> [App and web page records]:
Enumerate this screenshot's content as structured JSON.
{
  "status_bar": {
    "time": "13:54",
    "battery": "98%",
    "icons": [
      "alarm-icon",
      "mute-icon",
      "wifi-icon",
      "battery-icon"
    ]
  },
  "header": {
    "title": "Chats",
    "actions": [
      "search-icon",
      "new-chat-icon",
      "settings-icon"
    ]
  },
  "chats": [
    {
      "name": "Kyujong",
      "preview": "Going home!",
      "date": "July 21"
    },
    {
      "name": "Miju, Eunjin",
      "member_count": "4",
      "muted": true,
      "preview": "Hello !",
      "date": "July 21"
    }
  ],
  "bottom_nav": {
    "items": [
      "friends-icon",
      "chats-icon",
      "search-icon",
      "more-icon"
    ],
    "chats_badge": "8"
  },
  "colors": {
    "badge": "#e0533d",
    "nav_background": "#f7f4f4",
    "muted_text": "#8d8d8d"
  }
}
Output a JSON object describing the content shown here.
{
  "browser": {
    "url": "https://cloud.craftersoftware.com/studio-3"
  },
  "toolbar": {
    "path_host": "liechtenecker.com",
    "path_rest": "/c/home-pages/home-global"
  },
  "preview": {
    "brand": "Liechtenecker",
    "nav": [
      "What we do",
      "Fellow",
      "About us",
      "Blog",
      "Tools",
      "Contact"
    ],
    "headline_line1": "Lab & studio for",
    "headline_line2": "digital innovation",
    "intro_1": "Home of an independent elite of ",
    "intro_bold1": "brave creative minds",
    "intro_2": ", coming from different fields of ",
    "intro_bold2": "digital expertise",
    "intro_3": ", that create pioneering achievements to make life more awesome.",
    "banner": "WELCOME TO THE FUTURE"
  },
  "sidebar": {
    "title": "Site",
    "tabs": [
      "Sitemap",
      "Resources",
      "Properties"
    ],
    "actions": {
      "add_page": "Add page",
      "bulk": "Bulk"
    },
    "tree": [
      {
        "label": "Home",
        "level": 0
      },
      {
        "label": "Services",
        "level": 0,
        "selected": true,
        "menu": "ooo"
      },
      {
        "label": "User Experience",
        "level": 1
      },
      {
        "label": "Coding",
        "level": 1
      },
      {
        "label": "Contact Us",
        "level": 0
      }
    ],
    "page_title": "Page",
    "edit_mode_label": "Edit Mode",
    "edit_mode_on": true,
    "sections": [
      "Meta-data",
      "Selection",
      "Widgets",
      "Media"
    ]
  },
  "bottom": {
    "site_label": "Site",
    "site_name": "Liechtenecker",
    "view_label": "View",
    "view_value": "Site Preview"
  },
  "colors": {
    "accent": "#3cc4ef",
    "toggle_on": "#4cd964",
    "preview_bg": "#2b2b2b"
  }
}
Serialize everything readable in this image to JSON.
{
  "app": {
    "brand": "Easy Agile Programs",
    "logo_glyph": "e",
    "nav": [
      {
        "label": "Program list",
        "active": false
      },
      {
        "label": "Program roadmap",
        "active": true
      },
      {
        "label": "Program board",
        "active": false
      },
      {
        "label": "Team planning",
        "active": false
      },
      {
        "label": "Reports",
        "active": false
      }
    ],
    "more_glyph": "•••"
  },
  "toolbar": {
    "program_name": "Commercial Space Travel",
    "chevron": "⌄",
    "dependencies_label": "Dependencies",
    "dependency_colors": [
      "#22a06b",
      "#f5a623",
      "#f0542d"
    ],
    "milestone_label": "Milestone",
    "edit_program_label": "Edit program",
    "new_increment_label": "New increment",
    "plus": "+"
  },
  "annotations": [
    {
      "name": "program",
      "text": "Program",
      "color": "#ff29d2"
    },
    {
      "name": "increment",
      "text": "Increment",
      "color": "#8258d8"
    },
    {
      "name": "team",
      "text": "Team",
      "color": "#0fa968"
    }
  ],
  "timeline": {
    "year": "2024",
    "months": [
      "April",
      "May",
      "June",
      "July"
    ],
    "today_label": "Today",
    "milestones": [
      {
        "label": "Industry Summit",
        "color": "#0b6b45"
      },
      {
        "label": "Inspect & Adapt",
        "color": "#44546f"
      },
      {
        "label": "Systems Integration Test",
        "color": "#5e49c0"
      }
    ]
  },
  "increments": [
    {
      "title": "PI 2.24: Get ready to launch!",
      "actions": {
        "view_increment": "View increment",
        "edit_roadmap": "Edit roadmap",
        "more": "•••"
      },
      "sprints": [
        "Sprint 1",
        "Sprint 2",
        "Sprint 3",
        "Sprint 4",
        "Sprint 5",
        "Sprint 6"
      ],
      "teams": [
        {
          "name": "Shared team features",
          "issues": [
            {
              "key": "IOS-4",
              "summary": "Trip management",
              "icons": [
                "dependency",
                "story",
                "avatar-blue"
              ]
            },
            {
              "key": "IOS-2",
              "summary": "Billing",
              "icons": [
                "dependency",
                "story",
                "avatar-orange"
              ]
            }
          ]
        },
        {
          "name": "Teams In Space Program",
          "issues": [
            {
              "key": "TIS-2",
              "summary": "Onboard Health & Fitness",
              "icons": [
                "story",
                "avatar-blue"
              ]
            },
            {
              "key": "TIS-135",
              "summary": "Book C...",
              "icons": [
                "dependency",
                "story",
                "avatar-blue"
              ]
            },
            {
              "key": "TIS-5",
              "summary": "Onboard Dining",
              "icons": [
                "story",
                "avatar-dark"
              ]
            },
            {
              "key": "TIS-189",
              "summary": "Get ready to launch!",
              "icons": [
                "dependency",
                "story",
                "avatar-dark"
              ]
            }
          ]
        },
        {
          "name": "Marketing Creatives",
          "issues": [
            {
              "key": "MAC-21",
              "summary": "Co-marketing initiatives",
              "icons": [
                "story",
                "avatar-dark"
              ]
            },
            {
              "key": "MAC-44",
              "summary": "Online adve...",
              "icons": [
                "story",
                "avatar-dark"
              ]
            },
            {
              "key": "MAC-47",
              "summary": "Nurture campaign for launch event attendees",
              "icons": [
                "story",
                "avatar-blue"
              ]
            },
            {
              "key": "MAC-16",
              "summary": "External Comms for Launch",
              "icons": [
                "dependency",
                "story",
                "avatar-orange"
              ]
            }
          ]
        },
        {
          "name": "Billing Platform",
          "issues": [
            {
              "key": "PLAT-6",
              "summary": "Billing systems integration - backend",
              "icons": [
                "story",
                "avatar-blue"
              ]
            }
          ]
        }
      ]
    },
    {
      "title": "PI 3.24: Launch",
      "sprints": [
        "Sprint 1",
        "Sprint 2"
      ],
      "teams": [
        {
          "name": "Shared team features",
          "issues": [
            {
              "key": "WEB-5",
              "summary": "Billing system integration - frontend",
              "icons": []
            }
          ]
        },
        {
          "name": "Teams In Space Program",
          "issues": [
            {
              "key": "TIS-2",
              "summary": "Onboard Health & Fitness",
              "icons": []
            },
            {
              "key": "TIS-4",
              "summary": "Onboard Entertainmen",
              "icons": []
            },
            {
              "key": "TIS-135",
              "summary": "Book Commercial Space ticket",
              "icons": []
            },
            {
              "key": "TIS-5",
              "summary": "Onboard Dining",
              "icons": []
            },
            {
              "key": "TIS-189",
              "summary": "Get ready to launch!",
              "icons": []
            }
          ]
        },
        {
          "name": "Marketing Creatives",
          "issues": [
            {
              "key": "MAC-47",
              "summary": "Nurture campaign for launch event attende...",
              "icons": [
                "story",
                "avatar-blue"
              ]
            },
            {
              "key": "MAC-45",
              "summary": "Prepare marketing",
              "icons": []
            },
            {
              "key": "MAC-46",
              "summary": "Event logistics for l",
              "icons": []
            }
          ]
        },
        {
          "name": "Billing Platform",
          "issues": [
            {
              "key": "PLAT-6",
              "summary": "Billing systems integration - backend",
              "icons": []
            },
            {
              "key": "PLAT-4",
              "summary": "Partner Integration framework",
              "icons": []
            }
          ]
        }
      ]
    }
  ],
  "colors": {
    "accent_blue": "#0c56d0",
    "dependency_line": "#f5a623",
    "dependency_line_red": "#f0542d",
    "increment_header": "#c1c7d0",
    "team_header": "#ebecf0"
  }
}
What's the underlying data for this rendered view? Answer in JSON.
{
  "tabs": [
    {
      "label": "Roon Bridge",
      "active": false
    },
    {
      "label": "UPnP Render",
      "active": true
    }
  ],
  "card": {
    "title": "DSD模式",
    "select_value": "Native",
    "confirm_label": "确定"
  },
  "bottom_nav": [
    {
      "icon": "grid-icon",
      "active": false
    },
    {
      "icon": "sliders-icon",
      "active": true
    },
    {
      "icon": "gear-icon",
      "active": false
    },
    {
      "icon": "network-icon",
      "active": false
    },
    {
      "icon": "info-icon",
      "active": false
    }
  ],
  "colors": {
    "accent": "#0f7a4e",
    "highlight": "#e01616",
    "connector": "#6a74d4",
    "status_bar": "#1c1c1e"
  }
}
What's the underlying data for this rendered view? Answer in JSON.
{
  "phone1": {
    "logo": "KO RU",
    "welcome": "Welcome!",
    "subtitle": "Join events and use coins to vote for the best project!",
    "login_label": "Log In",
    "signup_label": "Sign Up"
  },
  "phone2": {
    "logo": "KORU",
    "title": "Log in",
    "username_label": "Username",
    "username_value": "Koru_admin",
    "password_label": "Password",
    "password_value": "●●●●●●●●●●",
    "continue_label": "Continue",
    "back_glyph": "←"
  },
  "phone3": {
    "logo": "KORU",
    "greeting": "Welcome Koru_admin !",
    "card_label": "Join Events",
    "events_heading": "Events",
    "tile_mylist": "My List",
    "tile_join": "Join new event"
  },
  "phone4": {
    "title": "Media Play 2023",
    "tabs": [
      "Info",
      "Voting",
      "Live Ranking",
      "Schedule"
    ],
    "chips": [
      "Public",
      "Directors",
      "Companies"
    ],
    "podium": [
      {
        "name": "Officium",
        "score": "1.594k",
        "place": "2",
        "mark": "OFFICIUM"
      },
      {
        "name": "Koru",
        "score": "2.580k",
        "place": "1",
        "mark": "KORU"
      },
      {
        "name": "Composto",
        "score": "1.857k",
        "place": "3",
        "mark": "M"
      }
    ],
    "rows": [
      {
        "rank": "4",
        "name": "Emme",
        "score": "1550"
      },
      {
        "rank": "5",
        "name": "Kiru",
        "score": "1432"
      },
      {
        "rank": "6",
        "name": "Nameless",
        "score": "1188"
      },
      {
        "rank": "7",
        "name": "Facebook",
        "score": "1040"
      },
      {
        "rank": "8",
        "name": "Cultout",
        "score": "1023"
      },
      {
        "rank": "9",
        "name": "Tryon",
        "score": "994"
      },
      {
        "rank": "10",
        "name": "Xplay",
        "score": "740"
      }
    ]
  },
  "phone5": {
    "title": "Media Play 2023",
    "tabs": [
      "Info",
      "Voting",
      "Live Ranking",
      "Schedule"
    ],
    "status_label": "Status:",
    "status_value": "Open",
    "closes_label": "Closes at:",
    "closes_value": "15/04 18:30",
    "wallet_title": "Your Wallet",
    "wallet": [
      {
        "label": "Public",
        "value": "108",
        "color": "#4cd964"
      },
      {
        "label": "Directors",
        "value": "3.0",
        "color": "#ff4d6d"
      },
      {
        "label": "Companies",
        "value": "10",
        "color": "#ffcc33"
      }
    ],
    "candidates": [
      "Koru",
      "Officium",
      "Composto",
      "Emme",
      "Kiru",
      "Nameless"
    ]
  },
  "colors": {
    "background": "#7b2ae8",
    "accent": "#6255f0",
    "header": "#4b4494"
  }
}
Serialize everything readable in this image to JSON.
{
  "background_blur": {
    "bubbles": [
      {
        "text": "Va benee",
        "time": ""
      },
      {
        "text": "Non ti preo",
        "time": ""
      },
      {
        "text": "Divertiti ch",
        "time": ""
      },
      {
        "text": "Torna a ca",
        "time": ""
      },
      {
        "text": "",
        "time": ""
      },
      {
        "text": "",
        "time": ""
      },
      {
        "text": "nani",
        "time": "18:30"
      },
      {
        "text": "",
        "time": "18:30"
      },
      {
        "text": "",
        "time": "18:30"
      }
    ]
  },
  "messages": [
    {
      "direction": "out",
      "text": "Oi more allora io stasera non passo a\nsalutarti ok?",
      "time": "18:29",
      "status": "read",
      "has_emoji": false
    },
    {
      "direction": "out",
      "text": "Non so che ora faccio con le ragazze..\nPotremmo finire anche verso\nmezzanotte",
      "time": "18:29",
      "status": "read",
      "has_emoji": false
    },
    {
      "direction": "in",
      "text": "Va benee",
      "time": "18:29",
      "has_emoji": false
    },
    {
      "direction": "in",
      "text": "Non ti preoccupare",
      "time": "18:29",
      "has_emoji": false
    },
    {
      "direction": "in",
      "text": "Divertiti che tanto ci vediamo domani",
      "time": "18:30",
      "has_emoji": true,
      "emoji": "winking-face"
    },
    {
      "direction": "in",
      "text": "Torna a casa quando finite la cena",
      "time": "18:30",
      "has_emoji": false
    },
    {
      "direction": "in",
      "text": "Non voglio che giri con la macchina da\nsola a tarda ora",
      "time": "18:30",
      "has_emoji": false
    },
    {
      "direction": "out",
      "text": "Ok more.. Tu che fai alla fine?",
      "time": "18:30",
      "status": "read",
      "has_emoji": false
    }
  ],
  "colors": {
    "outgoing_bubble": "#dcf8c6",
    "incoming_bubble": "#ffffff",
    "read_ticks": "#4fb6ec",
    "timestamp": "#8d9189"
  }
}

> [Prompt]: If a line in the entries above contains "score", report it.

> [Written solution]:
        "score": "1.594k",
        "score": "2.580k",
        "score": "1.857k",
        "score": "1550"
        "score": "1432"
        "score": "1188"
        "score": "1040"
        "score": "1023"
        "score": "994"
        "score": "740"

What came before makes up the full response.